■ Exercise brief:
State how many lines in these records contain the word "JSON", and nothing else.

■ Source data:
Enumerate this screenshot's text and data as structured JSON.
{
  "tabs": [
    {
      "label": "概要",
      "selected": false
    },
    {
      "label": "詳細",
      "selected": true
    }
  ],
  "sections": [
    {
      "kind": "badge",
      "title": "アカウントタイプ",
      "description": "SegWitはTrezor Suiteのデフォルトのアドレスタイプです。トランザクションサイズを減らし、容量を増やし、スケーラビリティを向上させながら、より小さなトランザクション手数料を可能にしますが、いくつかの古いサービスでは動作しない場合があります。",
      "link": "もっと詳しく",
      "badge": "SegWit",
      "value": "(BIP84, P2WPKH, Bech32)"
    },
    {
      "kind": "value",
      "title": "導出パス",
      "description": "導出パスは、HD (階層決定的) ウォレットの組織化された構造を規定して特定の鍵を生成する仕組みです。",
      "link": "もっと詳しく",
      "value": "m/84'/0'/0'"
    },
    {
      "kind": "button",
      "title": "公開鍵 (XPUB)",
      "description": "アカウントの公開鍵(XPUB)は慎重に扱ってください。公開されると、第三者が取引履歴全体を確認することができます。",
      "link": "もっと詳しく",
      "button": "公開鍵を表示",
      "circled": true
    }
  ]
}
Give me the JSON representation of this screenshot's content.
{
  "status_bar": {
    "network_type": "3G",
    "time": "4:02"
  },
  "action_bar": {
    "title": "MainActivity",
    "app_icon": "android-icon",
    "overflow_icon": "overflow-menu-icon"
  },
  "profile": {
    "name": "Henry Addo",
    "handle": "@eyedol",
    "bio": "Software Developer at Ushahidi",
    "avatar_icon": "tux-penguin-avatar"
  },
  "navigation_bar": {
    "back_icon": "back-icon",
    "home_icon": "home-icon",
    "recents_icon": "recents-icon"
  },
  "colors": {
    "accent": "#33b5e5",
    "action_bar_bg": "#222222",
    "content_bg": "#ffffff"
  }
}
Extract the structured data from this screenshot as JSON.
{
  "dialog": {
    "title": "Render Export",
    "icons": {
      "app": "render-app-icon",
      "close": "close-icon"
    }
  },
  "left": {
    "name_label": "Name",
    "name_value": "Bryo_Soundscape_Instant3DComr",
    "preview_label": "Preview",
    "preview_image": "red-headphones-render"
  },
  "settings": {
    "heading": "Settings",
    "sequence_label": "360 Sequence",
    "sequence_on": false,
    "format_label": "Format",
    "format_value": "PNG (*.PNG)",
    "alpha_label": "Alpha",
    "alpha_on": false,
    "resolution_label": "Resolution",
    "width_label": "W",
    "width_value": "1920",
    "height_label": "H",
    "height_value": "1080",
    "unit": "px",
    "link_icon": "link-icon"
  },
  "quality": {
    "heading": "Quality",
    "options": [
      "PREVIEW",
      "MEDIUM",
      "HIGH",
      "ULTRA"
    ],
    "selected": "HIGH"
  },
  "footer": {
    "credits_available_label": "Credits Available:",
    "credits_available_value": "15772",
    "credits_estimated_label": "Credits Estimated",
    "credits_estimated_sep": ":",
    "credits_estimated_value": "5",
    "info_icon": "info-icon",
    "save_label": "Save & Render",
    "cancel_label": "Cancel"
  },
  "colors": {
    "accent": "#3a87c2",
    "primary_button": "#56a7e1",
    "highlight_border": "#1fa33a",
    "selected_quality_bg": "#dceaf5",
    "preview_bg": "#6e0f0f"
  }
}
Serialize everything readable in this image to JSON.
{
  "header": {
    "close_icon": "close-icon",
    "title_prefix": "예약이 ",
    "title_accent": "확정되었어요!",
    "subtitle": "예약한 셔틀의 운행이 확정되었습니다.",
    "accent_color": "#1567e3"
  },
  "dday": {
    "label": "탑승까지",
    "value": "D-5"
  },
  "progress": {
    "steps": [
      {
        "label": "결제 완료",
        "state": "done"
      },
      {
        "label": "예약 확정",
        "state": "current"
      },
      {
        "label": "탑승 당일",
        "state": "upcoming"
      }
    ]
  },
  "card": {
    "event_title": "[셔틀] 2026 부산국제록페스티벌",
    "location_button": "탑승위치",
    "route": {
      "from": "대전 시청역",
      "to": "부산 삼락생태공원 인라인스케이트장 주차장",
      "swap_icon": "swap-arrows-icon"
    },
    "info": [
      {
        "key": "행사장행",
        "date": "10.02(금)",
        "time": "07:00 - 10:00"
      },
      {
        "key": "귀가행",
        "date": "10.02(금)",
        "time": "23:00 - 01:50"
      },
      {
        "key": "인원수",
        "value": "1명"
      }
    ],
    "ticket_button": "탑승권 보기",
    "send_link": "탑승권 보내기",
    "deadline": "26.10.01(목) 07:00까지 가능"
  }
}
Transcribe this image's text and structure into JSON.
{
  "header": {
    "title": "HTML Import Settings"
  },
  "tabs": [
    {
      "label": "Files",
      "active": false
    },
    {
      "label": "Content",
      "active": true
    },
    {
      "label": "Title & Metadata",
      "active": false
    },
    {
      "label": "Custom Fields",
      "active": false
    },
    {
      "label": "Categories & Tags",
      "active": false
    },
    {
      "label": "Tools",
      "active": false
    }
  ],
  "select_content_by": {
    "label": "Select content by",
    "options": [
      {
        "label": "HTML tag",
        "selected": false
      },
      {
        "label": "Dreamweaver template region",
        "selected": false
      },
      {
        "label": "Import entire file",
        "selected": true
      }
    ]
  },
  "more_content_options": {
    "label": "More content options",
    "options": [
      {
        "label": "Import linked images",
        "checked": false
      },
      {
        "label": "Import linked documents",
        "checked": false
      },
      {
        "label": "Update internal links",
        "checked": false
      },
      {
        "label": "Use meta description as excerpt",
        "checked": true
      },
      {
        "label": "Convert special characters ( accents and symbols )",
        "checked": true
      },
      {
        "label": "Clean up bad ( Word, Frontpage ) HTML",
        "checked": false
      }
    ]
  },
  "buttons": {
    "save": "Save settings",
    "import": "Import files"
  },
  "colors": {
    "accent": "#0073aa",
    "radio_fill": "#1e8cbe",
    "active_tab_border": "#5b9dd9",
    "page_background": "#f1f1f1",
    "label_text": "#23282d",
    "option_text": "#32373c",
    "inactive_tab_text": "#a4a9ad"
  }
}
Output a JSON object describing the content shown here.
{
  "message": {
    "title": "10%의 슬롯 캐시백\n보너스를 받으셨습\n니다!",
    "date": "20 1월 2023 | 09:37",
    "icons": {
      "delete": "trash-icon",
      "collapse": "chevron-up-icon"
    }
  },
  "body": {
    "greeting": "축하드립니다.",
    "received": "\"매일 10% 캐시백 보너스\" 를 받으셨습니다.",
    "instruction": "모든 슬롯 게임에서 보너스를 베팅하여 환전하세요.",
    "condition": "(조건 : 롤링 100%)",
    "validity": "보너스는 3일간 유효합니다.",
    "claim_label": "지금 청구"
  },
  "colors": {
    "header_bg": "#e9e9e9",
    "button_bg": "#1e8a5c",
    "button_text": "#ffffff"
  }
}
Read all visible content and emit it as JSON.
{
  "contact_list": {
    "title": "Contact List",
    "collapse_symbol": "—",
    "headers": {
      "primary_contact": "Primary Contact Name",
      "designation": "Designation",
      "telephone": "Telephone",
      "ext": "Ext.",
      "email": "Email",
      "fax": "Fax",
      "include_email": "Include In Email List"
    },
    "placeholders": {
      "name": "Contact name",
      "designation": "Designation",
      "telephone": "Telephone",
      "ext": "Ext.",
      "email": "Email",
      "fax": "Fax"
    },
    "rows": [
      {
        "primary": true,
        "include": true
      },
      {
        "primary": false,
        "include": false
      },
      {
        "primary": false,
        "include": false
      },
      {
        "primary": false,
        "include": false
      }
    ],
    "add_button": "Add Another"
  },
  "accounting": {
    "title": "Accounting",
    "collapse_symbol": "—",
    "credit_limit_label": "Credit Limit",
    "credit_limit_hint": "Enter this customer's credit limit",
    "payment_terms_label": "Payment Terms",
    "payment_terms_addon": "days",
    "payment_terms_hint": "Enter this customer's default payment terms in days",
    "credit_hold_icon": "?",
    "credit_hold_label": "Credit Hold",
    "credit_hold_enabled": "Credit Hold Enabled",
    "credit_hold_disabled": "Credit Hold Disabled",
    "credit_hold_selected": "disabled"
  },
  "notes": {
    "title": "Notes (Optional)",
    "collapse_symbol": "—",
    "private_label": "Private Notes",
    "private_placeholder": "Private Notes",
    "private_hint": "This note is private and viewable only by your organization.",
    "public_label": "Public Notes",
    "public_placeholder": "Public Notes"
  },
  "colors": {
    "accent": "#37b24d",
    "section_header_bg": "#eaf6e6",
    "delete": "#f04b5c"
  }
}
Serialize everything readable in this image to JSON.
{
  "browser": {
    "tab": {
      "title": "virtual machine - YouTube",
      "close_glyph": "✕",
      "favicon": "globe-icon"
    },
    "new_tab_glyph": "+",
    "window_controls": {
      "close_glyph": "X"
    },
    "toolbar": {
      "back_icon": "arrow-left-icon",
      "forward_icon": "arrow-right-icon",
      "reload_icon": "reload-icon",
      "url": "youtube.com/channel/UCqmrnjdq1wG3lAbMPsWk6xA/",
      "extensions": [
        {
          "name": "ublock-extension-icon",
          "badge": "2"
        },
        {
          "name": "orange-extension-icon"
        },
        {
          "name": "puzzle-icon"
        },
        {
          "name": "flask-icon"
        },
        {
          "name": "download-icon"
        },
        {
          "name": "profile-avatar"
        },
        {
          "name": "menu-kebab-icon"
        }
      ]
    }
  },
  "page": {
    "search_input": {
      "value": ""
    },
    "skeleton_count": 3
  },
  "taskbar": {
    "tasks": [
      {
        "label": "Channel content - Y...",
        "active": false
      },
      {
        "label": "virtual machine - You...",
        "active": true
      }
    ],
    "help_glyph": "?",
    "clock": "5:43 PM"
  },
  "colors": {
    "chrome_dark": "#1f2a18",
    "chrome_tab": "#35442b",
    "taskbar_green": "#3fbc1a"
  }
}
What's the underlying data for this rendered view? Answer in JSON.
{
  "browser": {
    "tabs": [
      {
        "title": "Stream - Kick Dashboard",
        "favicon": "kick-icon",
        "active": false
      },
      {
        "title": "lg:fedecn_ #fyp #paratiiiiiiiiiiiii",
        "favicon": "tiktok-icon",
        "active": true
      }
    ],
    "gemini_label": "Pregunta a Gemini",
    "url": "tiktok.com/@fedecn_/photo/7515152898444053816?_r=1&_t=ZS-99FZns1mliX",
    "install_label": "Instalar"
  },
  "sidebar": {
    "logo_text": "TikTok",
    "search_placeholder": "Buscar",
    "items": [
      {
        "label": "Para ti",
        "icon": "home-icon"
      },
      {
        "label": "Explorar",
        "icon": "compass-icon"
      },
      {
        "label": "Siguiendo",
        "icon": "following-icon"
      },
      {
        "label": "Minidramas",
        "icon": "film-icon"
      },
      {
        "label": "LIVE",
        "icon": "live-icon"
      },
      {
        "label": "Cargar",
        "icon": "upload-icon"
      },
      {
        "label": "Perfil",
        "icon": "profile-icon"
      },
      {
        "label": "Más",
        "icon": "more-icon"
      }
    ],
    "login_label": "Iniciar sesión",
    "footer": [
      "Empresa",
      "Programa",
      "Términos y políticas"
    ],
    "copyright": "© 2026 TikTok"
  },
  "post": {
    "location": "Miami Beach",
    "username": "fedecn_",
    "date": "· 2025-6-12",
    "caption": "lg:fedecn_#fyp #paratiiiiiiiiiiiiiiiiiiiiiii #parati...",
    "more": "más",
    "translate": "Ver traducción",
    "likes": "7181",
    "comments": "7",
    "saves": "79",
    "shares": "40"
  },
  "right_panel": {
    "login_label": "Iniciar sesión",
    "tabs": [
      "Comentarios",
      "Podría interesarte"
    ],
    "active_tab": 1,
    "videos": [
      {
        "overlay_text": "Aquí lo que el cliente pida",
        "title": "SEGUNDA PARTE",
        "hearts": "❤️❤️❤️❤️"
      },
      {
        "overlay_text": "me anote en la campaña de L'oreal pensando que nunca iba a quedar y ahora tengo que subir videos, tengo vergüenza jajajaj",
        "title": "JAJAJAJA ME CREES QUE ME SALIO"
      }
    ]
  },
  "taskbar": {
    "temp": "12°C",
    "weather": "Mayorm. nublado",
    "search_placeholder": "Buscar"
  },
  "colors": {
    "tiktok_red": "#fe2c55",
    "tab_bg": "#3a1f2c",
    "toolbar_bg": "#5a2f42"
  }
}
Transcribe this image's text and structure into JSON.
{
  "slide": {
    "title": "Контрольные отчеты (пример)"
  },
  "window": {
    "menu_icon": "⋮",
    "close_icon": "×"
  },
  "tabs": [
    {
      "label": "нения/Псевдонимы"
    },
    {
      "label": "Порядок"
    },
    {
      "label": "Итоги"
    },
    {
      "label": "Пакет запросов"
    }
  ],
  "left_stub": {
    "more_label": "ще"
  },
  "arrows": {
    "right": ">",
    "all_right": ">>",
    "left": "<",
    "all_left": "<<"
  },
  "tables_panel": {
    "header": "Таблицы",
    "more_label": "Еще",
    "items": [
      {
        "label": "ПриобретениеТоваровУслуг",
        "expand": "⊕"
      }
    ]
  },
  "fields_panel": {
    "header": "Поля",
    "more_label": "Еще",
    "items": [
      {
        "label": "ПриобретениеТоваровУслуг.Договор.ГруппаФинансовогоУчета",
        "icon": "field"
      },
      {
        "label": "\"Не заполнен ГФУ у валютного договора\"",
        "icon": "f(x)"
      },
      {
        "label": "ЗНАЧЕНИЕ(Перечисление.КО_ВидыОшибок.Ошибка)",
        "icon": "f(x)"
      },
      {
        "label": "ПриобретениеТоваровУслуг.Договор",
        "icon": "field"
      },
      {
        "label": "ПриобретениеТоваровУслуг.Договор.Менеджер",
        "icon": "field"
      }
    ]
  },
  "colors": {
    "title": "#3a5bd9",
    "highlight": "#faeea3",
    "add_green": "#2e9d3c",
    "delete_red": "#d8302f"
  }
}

■ Task output:
10